WUSA-9, the CBS affiliate in Washington, D.C., asked its viewers last night: If you were the victim or witness of a crime, would you be able to identify the perpetrator?
(pictured left), a Virginia man who spent 15 years in prison for crimes he did not commit, shared his own personal story of being misidentified (like 75% of all people exonerated through DNA testing). WUSA-9 conducted an eyewitness experiment to see just how difficult it is to correctly identify a suspect.
The newscast staged a crime in University of Maryland criminology professor Tom Mauriello’s lecture hall before unsuspecting students. The lights in the room suddenly went off and a young woman screamed. When the lights came back on, the class saw a white man stealing a laptop from a black woman. The perpetrator was only visible for a matter of seconds. The students’ memories were varied. Some remembered the perpetrator being white, but none accurately assessed his height, weight or attire. Others focused more on the victim, who was described as white, black, blonde, and dark-haired among many inconsistent details.
Anderson, now a lieutenant with the Hanover, Virginia, volunteer fire department, was wrongfully convicted of rape based in large part on the victim’s misidentification. He says he is proof that eyewitness identification isn’t enough to convict someone. Despite his alibi and several inconsistencies in the case, Anderson was convicted in 1982. He was exonerated with DNA evidence 20 years later. In addition to working for the fire department, Anderson now runs his own trucking company.
Professor Mauriello conducted a similar experiment in his classes 15 years ago. The suspect was a white male and was stealing from a black female. But, many students reported that they saw a black suspect robbing a white victim.
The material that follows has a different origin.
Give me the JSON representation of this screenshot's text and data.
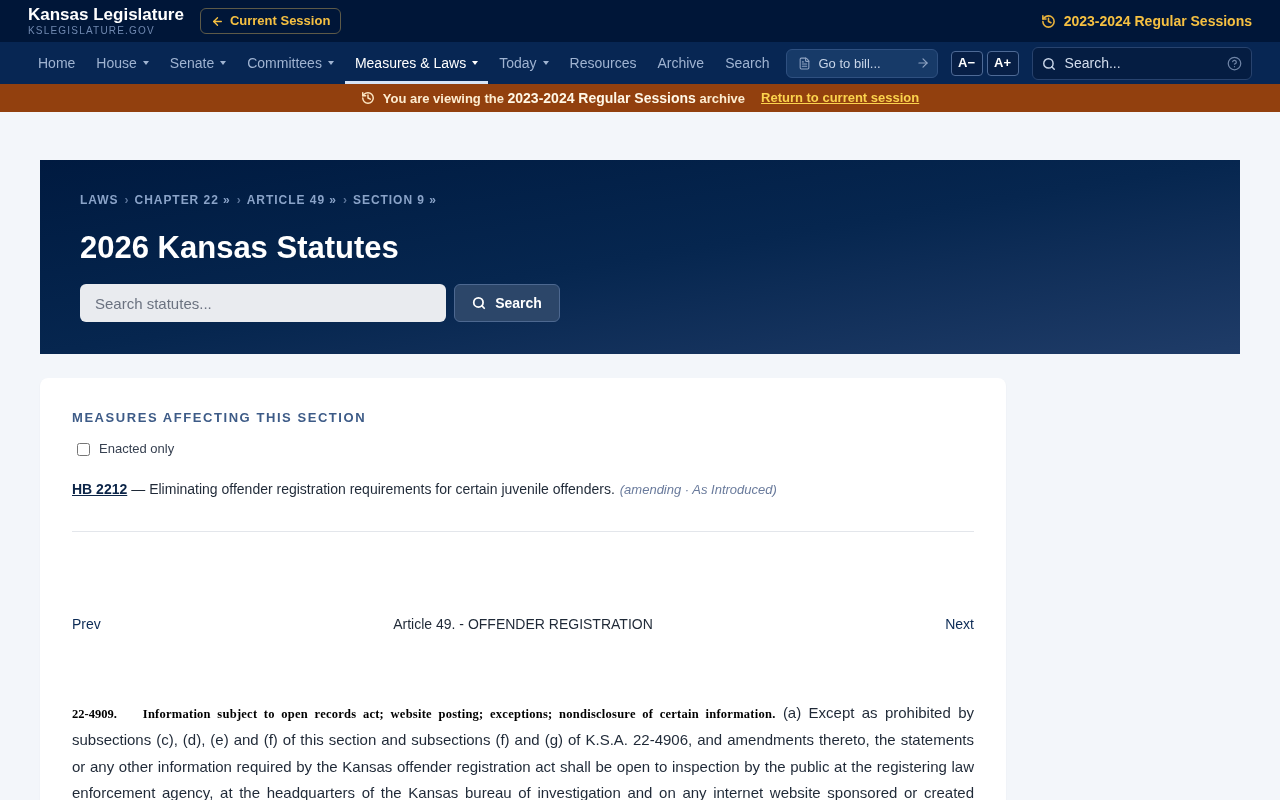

Both demonstrations and Anderson’s wrongful conviction are proof that even when a crime happens right in front of people, they might not be able to recall the events accurately.